A rare pre-ear accident picture.
Zooey was the gentlest giant you ever met. For all of Spike’s random aggression, Zooey was 100% docile. He hated having his nails clipped but he never, not once, bit or scratched my wife. Even when he was playing with you, the second his paw met skin he would retract his claws and gently pat-pat-pat you. Even when he would climb on top of me in the morning and knead my belly or back or leg, if his paws touched skin he would immediately stop.
Also, he was probably the worst ninja ever.
He was so sweet and gentle and dumb and slow that we would always laugh and say how one day our future kids would only be able to catch poor Zooey. And they would wrap themselves around him and he would stare at us helplessly. Sometimes I would imagine my kids not being able to say his name properly and how that would morph into a new name for him.
I can’t believe that is never going to happen now.
I just keep expecting to see him. I keep imaging that he’s about to run up the stairs any second, or jump down on me from his bookshelf bed, or try to lick my hair in the morning to wake me up.
And I keep thinking about how scared and sad he must have been at the vet’s office. All alone in a cage, feeling awful, missing us and I can’t even try to stop the tears. I know we can’t control how the people and pets we love will die, I know that. But, Zooey didn’t deserve to be all alone in the end. Zooey would never leave anyone alone if they were hurting or sad.
My wife and I, in our cuter moments, play this call and say game where I ask her a question, like “Who do I love?” or “Who is the best?” or “Who is my favourite?” And for any one of those questions she would call back with “Zooey!” and I would say “Yes, exaclty!
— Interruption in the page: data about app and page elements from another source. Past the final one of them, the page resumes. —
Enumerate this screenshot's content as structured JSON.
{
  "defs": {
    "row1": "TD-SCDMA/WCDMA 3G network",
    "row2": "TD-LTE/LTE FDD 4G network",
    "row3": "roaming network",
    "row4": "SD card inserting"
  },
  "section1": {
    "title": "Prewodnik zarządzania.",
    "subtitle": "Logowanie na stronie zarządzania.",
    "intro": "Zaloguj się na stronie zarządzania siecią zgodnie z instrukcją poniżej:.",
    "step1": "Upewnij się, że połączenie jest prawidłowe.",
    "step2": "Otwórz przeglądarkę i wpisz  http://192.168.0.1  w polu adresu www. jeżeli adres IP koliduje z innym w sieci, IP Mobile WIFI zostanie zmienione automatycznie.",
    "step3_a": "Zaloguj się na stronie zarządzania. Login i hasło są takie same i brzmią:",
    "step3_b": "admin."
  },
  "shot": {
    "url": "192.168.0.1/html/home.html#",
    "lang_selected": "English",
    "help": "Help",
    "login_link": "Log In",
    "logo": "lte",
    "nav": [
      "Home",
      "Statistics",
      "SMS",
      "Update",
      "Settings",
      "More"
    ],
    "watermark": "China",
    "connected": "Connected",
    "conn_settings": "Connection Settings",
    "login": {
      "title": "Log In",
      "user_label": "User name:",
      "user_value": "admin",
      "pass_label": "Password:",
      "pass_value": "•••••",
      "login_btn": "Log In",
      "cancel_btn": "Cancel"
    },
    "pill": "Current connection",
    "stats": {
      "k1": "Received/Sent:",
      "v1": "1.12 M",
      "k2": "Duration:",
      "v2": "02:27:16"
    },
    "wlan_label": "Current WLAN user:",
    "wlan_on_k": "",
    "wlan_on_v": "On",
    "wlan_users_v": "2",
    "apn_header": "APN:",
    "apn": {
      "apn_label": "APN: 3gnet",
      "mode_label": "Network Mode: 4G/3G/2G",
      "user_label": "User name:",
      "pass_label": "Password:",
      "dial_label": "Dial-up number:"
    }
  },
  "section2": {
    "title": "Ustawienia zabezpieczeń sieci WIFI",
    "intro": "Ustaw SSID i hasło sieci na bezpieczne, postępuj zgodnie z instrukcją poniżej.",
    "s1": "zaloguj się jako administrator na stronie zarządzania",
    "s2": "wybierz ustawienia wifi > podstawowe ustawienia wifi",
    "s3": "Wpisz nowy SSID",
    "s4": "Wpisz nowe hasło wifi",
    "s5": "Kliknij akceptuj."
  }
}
Oh, and also you!” And she would say “Yay!” and it hurts my heart so much to know that we can’t ever play that game again. Because my little guy is gone .
I’ve written 1249 words already about my grief and loss and I can’t imagine anyone is still reading. If you are, you either really love cats or you really love me (or both!) or really hate your job or there’s no Rob Ford news available or you are doing a study on lesbian attachments to cats or something. For whatever reason, thank you. Thank you for letting me share this pain and for being understanding. I know so many people, people who have never had pets or who did but didn’t really “get it” will have no understanding for why or how I could be so distraught over the death of a 7 year old tuxedo cat with a floppy ear. And there’s nothing I can say that will help or make you understand. All I can do is try to write about my grief and my pain as a way to cope. That’s all anyone can really do.
I just, I just really liked him.
Goodnight, Zooey. I already miss you so much.